late 16th century


Unknown Artist

  • Details

    Other Title
    recto: Bahram Gur shooting two asses, left side of a frontispiece from a manuscript of the Haft Paikar
    Place where the work was made
    Cultural origin
    Qazvin or Shiraz
    late 16th century
    Media categories
    Painting , Miniature , Manuscripts
    Materials used
    opaque watercolour on paper
    20.5 x 11.5 cm
    Gift of Dr Nigel and Mrs Norma Hawkins 2010. Donated through the Australian Government's Cultural Gifts Program
    Not on display
    Accession number

    Reproduction requests

  • About

    Whilst originating in what is now Iran, the traditions of Persian poetry and story-telling through text and illuminations held a great sphere of influence over neighbouring empires. Patrons of the Ottoman Turks and the Indian Mughals commissioned poets and artisans to retell the dramatic episodes of love in the courts and bloodshed on the battlefields.

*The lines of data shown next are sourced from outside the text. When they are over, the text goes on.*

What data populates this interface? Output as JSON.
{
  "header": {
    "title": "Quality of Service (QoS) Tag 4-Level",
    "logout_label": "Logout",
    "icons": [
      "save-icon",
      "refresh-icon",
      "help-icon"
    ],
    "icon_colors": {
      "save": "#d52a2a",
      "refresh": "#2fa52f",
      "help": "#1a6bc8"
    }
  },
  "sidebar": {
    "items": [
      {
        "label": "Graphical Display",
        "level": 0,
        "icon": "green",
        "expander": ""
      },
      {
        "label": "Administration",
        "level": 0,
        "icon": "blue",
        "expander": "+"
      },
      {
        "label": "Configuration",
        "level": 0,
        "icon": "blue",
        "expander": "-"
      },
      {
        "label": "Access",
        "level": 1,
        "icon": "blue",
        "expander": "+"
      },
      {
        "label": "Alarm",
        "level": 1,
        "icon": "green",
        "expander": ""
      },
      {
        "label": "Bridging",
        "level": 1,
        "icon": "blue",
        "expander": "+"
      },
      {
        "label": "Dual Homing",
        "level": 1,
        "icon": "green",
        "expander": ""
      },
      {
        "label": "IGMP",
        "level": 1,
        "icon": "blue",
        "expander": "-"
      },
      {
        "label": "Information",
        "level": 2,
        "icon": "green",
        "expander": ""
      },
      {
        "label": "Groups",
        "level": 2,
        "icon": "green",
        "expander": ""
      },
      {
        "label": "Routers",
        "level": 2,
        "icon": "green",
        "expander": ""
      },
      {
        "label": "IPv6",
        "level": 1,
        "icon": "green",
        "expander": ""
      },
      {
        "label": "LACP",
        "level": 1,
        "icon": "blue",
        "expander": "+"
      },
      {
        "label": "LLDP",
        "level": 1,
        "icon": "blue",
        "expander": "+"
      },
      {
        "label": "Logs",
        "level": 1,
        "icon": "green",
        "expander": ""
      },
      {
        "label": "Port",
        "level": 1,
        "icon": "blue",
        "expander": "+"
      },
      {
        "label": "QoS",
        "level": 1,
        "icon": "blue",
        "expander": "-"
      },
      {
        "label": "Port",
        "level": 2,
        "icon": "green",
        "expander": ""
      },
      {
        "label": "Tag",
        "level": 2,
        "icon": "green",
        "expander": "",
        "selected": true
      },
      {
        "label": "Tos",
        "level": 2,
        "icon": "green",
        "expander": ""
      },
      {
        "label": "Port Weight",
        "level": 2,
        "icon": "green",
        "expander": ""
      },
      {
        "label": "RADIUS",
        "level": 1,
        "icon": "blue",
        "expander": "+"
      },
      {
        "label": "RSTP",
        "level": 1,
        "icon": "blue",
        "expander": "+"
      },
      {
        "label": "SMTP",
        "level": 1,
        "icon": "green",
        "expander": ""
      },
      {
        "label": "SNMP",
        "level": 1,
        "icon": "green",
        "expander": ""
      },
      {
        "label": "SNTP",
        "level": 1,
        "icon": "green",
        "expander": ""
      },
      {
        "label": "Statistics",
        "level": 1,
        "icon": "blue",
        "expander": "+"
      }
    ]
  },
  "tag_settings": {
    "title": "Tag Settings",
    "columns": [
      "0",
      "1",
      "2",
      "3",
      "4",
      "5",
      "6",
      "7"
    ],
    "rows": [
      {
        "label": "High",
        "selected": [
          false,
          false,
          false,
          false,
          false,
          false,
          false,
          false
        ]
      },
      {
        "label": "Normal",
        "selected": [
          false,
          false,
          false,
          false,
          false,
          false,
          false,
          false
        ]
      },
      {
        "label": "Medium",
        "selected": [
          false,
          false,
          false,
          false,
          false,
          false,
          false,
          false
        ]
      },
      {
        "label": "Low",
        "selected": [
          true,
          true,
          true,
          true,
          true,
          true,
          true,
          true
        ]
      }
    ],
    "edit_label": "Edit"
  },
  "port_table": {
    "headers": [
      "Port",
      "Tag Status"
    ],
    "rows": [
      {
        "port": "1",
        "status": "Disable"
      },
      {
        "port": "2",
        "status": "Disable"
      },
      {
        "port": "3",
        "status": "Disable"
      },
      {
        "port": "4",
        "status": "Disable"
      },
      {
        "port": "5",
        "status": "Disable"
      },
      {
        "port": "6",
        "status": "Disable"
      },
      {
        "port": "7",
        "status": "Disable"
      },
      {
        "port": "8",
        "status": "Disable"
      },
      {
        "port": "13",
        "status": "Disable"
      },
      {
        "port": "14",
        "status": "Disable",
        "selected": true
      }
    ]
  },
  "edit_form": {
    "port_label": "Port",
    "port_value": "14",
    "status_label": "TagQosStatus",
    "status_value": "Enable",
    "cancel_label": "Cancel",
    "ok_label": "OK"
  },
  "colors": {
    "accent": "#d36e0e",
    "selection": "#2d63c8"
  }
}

A number illuminate the Persian epics that celebrate love and heroism such as the Shahnama (Book of Kings) completed by Abu’l Qasim Firdausi in 1010 CE and the Haft Pakyar (The seven beauties) written by Nizami Ganjavi in 1197. While the works remain secular they are laden with moralistic and legendry tales laced with historical figures and events. A hero of both epics is Bahram Gur whose character derives from the historical Sasanian king, Bahram V.

  • Places

    Where the work was made


  • Bibliography

    Referenced in 2 publications